Lincoln jail tries to recoup medical expenses from inmates

October 28, 2004|EMILY BURTON

STANFORD - Ill Inmates are slowly becoming a chronic disease to the bottom line of the Lincoln County Regional Jail. It is estimated that in the past 10 years former and current prisoners have amassed $100,000 in debt against the jail, comprised heavily of medical expenses.

But most of this figure has been compounded in the last year alone.

Statutes hold the jail responsible for the medical care of inmates, despite prisoners' financial capabilities. The system that funnels medical bills directly to the jail often leaves the facility in an uphill battle to recoup those charges from inmates. The current inmate care statutes create a frustrating system of unpaid claims, high hospital charges and little, if any, relief from the state, jail officials said.

"If we could collect everything that was owed to us, we'd be in fine shape," said Capt. John Curlis, jail administrative assistant.

Of the $26.51 per day the jail receives for each state inmate it houses, only $1.91 is allotted for medical costs.


"State inmates have a medical allowance, but it's nowhere near what their medical expenses actually are," said Curlis.

Jailer David Gooch said medical expenses are "hard to get back. Jailers are pawning those types of prisoners off on other jails, because [a jail is] a business."

The number of inmates able, or willing, to pay their bills and that require extensive medical treatment is stretching thin the jail's revenue. "I can't say it's getting better," Curlis said. "A lot of these people come to jail to get their medical," when they can't afford their prescriptions on the outside.
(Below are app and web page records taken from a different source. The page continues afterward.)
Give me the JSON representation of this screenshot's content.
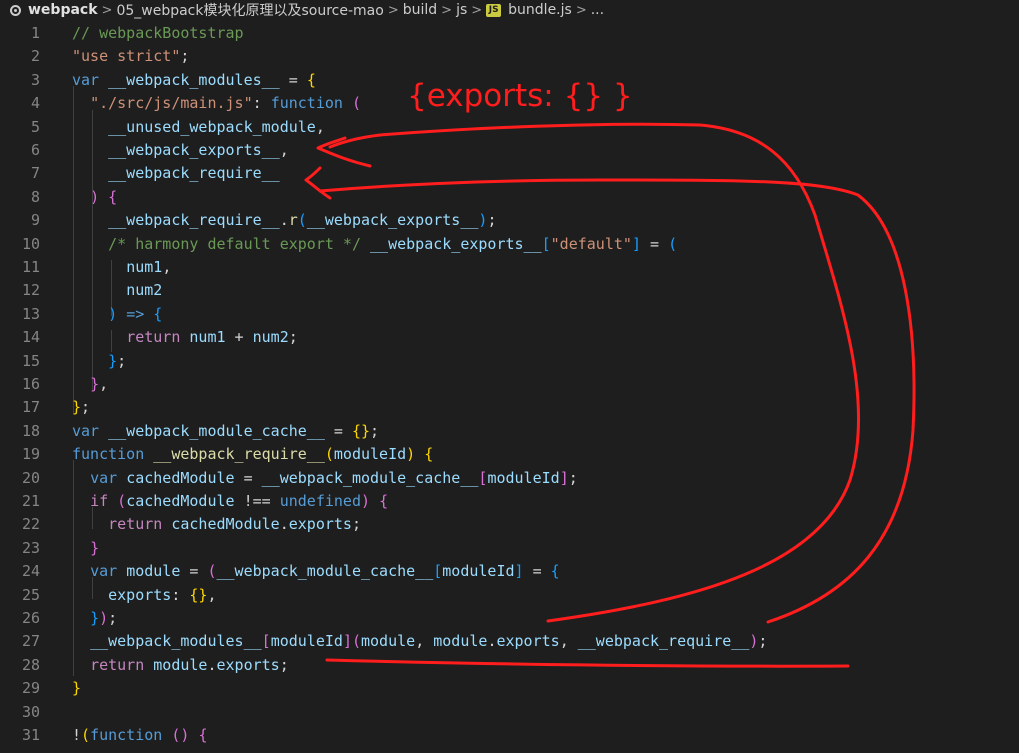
{
  "breadcrumb": {
    "items": [
      "webpack",
      "05_webpack模块化原理以及source-mao",
      "build",
      "js",
      "bundle.js",
      "..."
    ],
    "separator": ">"
  },
  "annotation": {
    "text": "{exports: {} }",
    "color": "#ff1d1d"
  },
  "colors": {
    "background": "#1e1e1e",
    "comment": "#6a9955",
    "string": "#ce9178",
    "keyword": "#569cd6",
    "variable": "#9cdcfe",
    "function": "#dcdcaa",
    "control": "#c586c0",
    "annotation_ink": "#ff1d1d"
  },
  "lines": [
    {
      "n": "1",
      "tokens": [
        [
          "c",
          "// webpackBootstrap"
        ]
      ]
    },
    {
      "n": "2",
      "tokens": [
        [
          "s",
          "\"use strict\""
        ],
        [
          "t",
          ";"
        ]
      ]
    },
    {
      "n": "3",
      "tokens": [
        [
          "k",
          "var"
        ],
        [
          "t",
          " "
        ],
        [
          "v",
          "__webpack_modules__"
        ],
        [
          "t",
          " = "
        ],
        [
          "b1",
          "{"
        ]
      ]
    },
    {
      "n": "4",
      "tokens": [
        [
          "t",
          "  "
        ],
        [
          "s",
          "\"./src/js/main.js\""
        ],
        [
          "t",
          ": "
        ],
        [
          "k",
          "function"
        ],
        [
          "t",
          " "
        ],
        [
          "b2",
          "("
        ]
      ]
    },
    {
      "n": "5",
      "tokens": [
        [
          "t",
          "    "
        ],
        [
          "v",
          "__unused_webpack_module"
        ],
        [
          "t",
          ","
        ]
      ]
    },
    {
      "n": "6",
      "tokens": [
        [
          "t",
          "    "
        ],
        [
          "v",
          "__webpack_exports__"
        ],
        [
          "t",
          ","
        ]
      ]
    },
    {
      "n": "7",
      "tokens": [
        [
          "t",
          "    "
        ],
        [
          "v",
          "__webpack_require__"
        ]
      ]
    },
    {
      "n": "8",
      "tokens": [
        [
          "t",
          "  "
        ],
        [
          "b2",
          ")"
        ],
        [
          "t",
          " "
        ],
        [
          "b2",
          "{"
        ]
      ]
    },
    {
      "n": "9",
      "tokens": [
        [
          "t",
          "    "
        ],
        [
          "v",
          "__webpack_require__"
        ],
        [
          "t",
          "."
        ],
        [
          "f",
          "r"
        ],
        [
          "b3",
          "("
        ],
        [
          "v",
          "__webpack_exports__"
        ],
        [
          "b3",
          ")"
        ],
        [
          "t",
          ";"
        ]
      ]
    },
    {
      "n": "10",
      "tokens": [
        [
          "t",
          "    "
        ],
        [
          "c",
          "/* harmony default export */"
        ],
        [
          "t",
          " "
        ],
        [
          "v",
          "__webpack_exports__"
        ],
        [
          "b3",
          "["
        ],
        [
          "s",
          "\"default\""
        ],
        [
          "b3",
          "]"
        ],
        [
          "t",
          " = "
        ],
        [
          "b3",
          "("
        ]
      ]
    },
    {
      "n": "11",
      "tokens": [
        [
          "t",
          "      "
        ],
        [
          "v",
          "num1"
        ],
        [
          "t",
          ","
        ]
      ]
    },
    {
      "n": "12",
      "tokens": [
        [
          "t",
          "      "
        ],
        [
          "v",
          "num2"
        ]
      ]
    },
    {
      "n": "13",
      "tokens": [
        [
          "t",
          "    "
        ],
        [
          "b3",
          ")"
        ],
        [
          "t",
          " "
        ],
        [
          "k",
          "=>"
        ],
        [
          "t",
          " "
        ],
        [
          "b3",
          "{"
        ]
      ]
    },
    {
      "n": "14",
      "tokens": [
        [
          "t",
          "      "
        ],
        [
          "p",
          "return"
        ],
        [
          "t",
          " "
        ],
        [
          "v",
          "num1"
        ],
        [
          "t",
          " + "
        ],
        [
          "v",
          "num2"
        ],
        [
          "t",
          ";"
        ]
      ]
    },
    {
      "n": "15",
      "tokens": [
        [
          "t",
          "    "
        ],
        [
          "b3",
          "}"
        ],
        [
          "t",
          ";"
        ]
      ]
    },
    {
      "n": "16",
      "tokens": [
        [
          "t",
          "  "
        ],
        [
          "b2",
          "}"
        ],
        [
          "t",
          ","
        ]
      ]
    },
    {
      "n": "17",
      "tokens": [
        [
          "b1",
          "}"
        ],
        [
          "t",
          ";"
        ]
      ]
    },
    {
      "n": "18",
      "tokens": [
        [
          "k",
          "var"
        ],
        [
          "t",
          " "
        ],
        [
          "v",
          "__webpack_module_cache__"
        ],
        [
          "t",
          " = "
        ],
        [
          "b1",
          "{}"
        ],
        [
          "t",
          ";"
        ]
      ]
    },
    {
      "n": "19",
      "tokens": [
        [
          "k",
          "function"
        ],
        [
          "t",
          " "
        ],
        [
          "f",
          "__webpack_require__"
        ],
        [
          "b1",
          "("
        ],
        [
          "v",
          "moduleId"
        ],
        [
          "b1",
          ")"
        ],
        [
          "t",
          " "
        ],
        [
          "b1",
          "{"
        ]
      ]
    },
    {
      "n": "20",
      "tokens": [
        [
          "t",
          "  "
        ],
        [
          "k",
          "var"
        ],
        [
          "t",
          " "
        ],
        [
          "v",
          "cachedModule"
        ],
        [
          "t",
          " = "
        ],
        [
          "v",
          "__webpack_module_cache__"
        ],
        [
          "b2",
          "["
        ],
        [
          "v",
          "moduleId"
        ],
        [
          "b2",
          "]"
        ],
        [
          "t",
          ";"
        ]
      ]
    },
    {
      "n": "21",
      "tokens": [
        [
          "t",
          "  "
        ],
        [
          "p",
          "if"
        ],
        [
          "t",
          " "
        ],
        [
          "b2",
          "("
        ],
        [
          "v",
          "cachedModule"
        ],
        [
          "t",
          " !== "
        ],
        [
          "k",
          "undefined"
        ],
        [
          "b2",
          ")"
        ],
        [
          "t",
          " "
        ],
        [
          "b2",
          "{"
        ]
      ]
    },
    {
      "n": "22",
      "tokens": [
        [
          "t",
          "    "
        ],
        [
          "p",
          "return"
        ],
        [
          "t",
          " "
        ],
        [
          "v",
          "cachedModule"
        ],
        [
          "t",
          "."
        ],
        [
          "v",
          "exports"
        ],
        [
          "t",
          ";"
        ]
      ]
    },
    {
      "n": "23",
      "tokens": [
        [
          "t",
          "  "
        ],
        [
          "b2",
          "}"
        ]
      ]
    },
    {
      "n": "24",
      "tokens": [
        [
          "t",
          "  "
        ],
        [
          "k",
          "var"
        ],
        [
          "t",
          " "
        ],
        [
          "v",
          "module"
        ],
        [
          "t",
          " = "
        ],
        [
          "b2",
          "("
        ],
        [
          "v",
          "__webpack_module_cache__"
        ],
        [
          "b3",
          "["
        ],
        [
          "v",
          "moduleId"
        ],
        [
          "b3",
          "]"
        ],
        [
          "t",
          " = "
        ],
        [
          "b3",
          "{"
        ]
      ]
    },
    {
      "n": "25",
      "tokens": [
        [
          "t",
          "    "
        ],
        [
          "v",
          "exports"
        ],
        [
          "t",
          ": "
        ],
        [
          "b1",
          "{}"
        ],
        [
          "t",
          ","
        ]
      ]
    },
    {
      "n": "26",
      "tokens": [
        [
          "t",
          "  "
        ],
        [
          "b3",
          "}"
        ],
        [
          "b2",
          ")"
        ],
        [
          "t",
          ";"
        ]
      ]
    },
    {
      "n": "27",
      "tokens": [
        [
          "t",
          "  "
        ],
        [
          "v",
          "__webpack_modules__"
        ],
        [
          "b2",
          "["
        ],
        [
          "v",
          "moduleId"
        ],
        [
          "b2",
          "]"
        ],
        [
          "b2",
          "("
        ],
        [
          "v",
          "module"
        ],
        [
          "t",
          ", "
        ],
        [
          "v",
          "module"
        ],
        [
          "t",
          "."
        ],
        [
          "v",
          "exports"
        ],
        [
          "t",
          ", "
        ],
        [
          "v",
          "__webpack_require__"
        ],
        [
          "b2",
          ")"
        ],
        [
          "t",
          ";"
        ]
      ]
    },
    {
      "n": "28",
      "tokens": [
        [
          "t",
          "  "
        ],
        [
          "p",
          "return"
        ],
        [
          "t",
          " "
        ],
        [
          "v",
          "module"
        ],
        [
          "t",
          "."
        ],
        [
          "v",
          "exports"
        ],
        [
          "t",
          ";"
        ]
      ]
    },
    {
      "n": "29",
      "tokens": [
        [
          "b1",
          "}"
        ]
      ]
    },
    {
      "n": "30",
      "tokens": []
    },
    {
      "n": "31",
      "tokens": [
        [
          "t",
          "!"
        ],
        [
          "b1",
          "("
        ],
        [
          "k",
          "function"
        ],
        [
          "t",
          " "
        ],
        [
          "b2",
          "()"
        ],
        [
          "t",
          " "
        ],
        [
          "b2",
          "{"
        ]
      ]
    }
  ]
}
Going after inmates' money

In response to unpaid accounts, the jail now has several policies with which to recoup its losses. When an inmate is sent a money order, often used in the canteen for incidentals like cigarettes, the jail seizes half of the incoming money to put against the inmate's debt.

The money still owed will be registered in the jail database. Should that person be re-incarcerated, the amount owed will be noted on their file.

When money orders, subsequent arrests and mailed notices all fail, the jail may file a civil suit against the debtor. Even then it's not a perfect solution, said Gooch.

"Rather than each jailer reinventing the wheel, legislators need to consider a law setting the price for all health care providers with Medicaid, to provide services for a pre-determined rate," contrived from a formula setting a percentage paid for each charge, said Gooch.

In addition, the law needs to be updated to allow the jail's civil suit for debt collection to be combined with the current court case against the inmate, rather than the jail having to file a new, separate suit, said Gooch.

As the law stands, Fort Logan Hospital president Mike Jackson said the hospital is required to bill the jail and not the inmate directly.

"Our policy of billing for services provided to jail inmates is no different from the policy followed by any other hospital in the state," said Jackson.

"State law stipulates that a county government is responsible for medical care provided to its inmates while they are in custody ... The jail serves as each inmate's guardian during the time that they are in custody. As a result, the jail is financially responsible for the medical care provided to inmates."

Curlis doesn't expect an easy solution soon but sees no choice in doggedly collecting on the jail's growing debt.

"If we don't collect it, who's going to pay it? Taxpayers, that's who," Curlis added.

Central Kentucky News Articles